Newsom’s chief of staff, Dana Williamson, who worked with Butler during the “Fight for $15” minimum wage campaign at the state Capitol in 2016, first reached out to Butler late on the day after Feinstein’s death. Butler said she had a few conversations with Williamson and the governor to understand what was being asked.
“What he was talking about was the critical nature of our democracy, the critical point of inflection for women’s reproductive rights, the fact that there was an opportunity here to really serve the state and to be able to step up into leadership in this moment where there was so much at stake,” Butler said.
At one point, Newsom described a feeling of anxiety when Butler said she would call them back.
“Like what does that mean? I don’t have a lot of time,” Newsom said.
Then the call came in saying she was interested.

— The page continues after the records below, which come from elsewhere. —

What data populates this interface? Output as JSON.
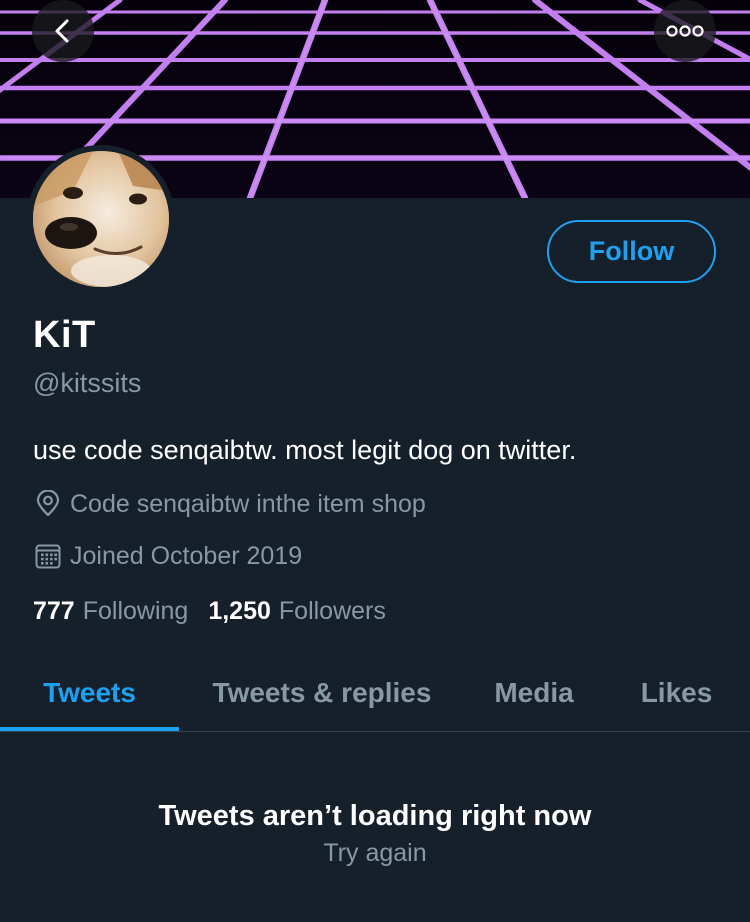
{
  "banner": {
    "description_icon": "synthwave-grid"
  },
  "nav": {
    "back_icon": "chevron-left-icon",
    "more_icon": "more-horizontal-icon"
  },
  "profile": {
    "display_name": "KiT",
    "handle": "@kitssits",
    "bio": "use code senqaibtw. most legit dog on twitter.",
    "location": "Code senqaibtw inthe item shop",
    "joined": "Joined October 2019",
    "follow_label": "Follow"
  },
  "stats": {
    "following_count": "777",
    "following_label": "Following",
    "followers_count": "1,250",
    "followers_label": "Followers"
  },
  "tabs": [
    {
      "label": "Tweets",
      "active": true
    },
    {
      "label": "Tweets & replies",
      "active": false
    },
    {
      "label": "Media",
      "active": false
    },
    {
      "label": "Likes",
      "active": false
    }
  ],
  "empty_state": {
    "title": "Tweets aren’t loading right now",
    "action": "Try again"
  },
  "colors": {
    "background": "#15202b",
    "accent": "#1da1f2",
    "secondary_text": "#8899a6",
    "grid": "#c77dff"
  }
}
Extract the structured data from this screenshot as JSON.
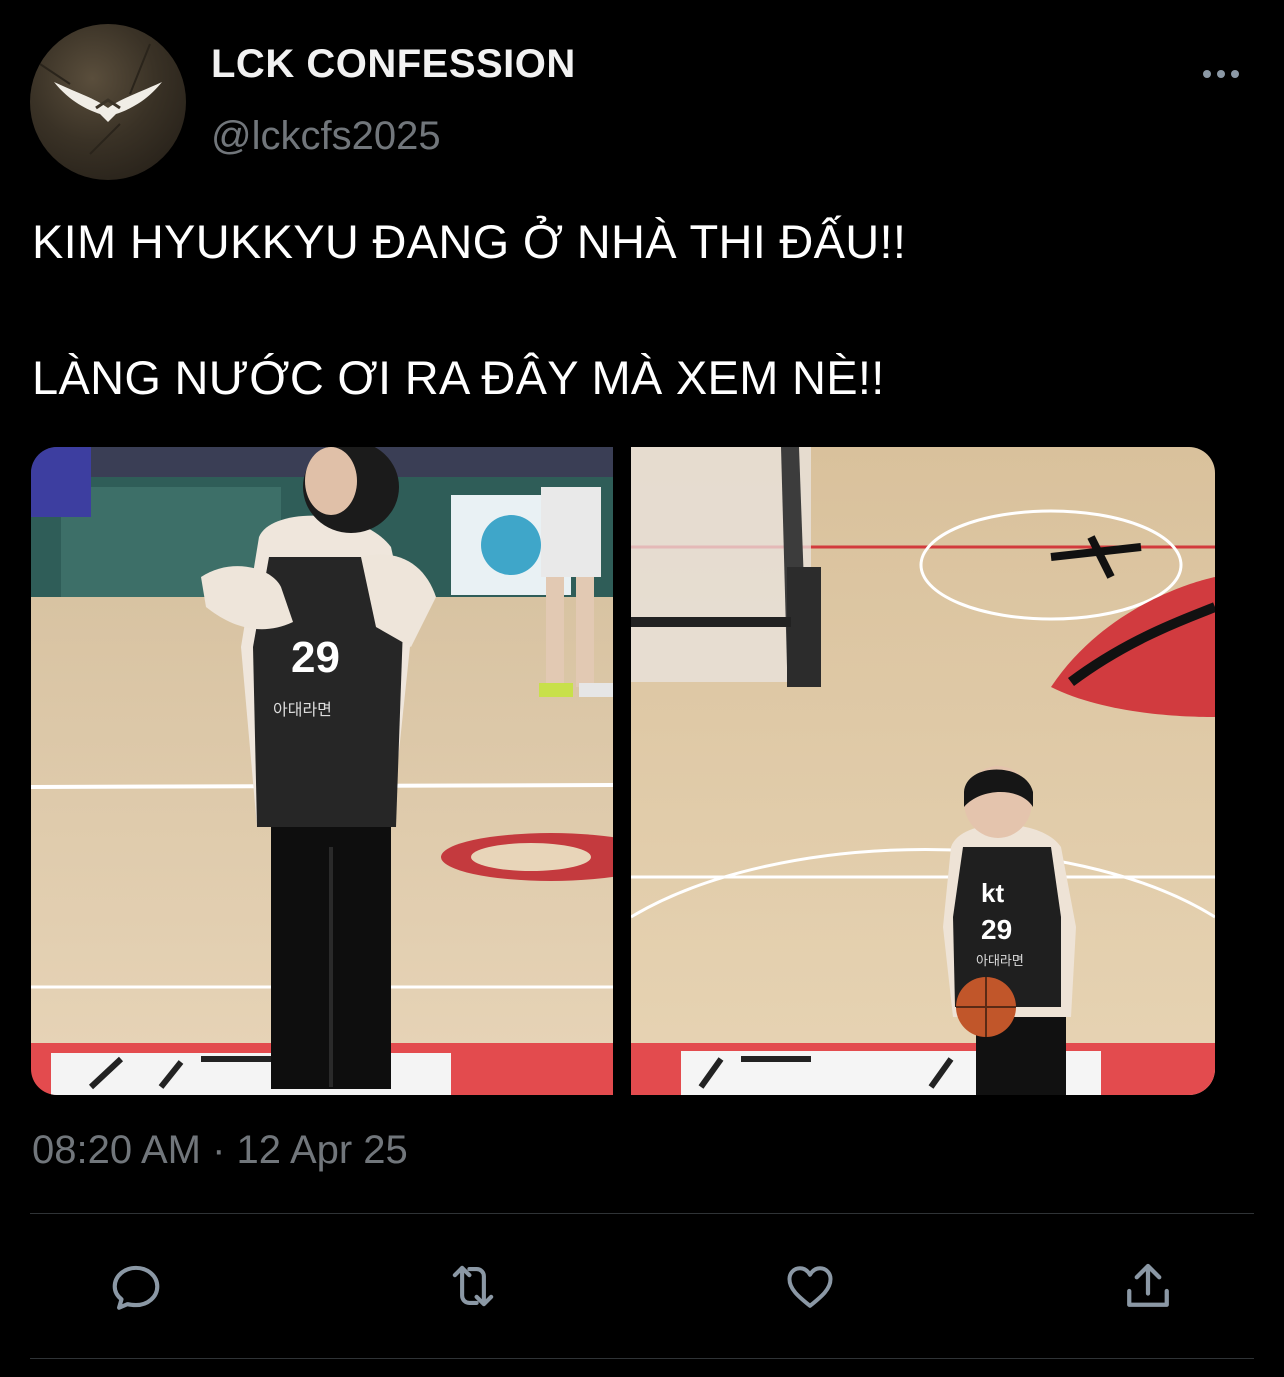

Even before the appointment was made official, Newsom’s aides on Oct. 1 worked to fend off possible criticism by disputing that the governor ever said he intended to appoint just a temporary “caretaker.”
“There’s a lot of difference between interim and caretaker,” said Anthony York, a spokesperson for Newsom. “All along, his job was to fill the appointment for the rest of the term. What happens after that is entirely up to Sen. Butler, and it was not part of their conversation.
“There were never any conditions.”
Newsom and Butler said the question of whether she would enter the race was never asked during their conversations.
“This is the first thing I said: ‘I just want to let you know I have responsibility to make an appointment. This term expires based upon the existing term of Dianne Feinstein and you do what you think is best for you and the state of California, and you make that judgment completely independent of any expectations from me or conditions,’” Newsom said.
Whether Butler decides to run or not remains a key question to candidates in the 2024 race and the groups supporting them.
Members of the Congressional Black Caucus, whose political action committee endorsed Lee, tried to project unity, holding a gathering for Butler, which Lee attended, after her swearing-in Tuesday.
A senior Democratic aide in the House who is familiar with the thinking of Congressional Black Caucus officials said there wasn’t much disagreement in public or private at that point. There was frustration that Lee didn’t get the appointment, given her years in the House, leadership of the Black caucus and previous unsuccessful attempts to win jobs in Democratic leadership.
“It’s less about Laphonza doing anything wrong,” the aide said. “She didn’t.”
It is unlikely the caucus would urge Butler to stay out of the race. And if she does run, “there will then have to be a family conversation about how best to proceed. … We are not going to pit two Black women against each other.”
Lee is incredibly popular with lawmakers. But Butler has her own relationships. As head of Emily’s List, she helped get Democrats elected.
If Butler doesn’t run, Kousser said, Newsom could still face ill feelings for not appointing someone who could help further the cause of Black representation. If she does, she could have a shot at winning and Newsom would have a powerful ally in the U.S. Senate.
Kousser doubted that any criticism over Newsom’s handling of the appointment would affect the governor’s political career. Origin stories for politicians, he said, matter far less to voters than what they accomplish in office.
“An appointment is a power and a conundrum,” Kousser said. “You have this challenge, which is that you will make one person happy and many others mad. But there’s the opportunity, which is that one person is going to be very happy with you and that’s going to cement your relationship with them because they know that their appointment was a big part of why they came to power.”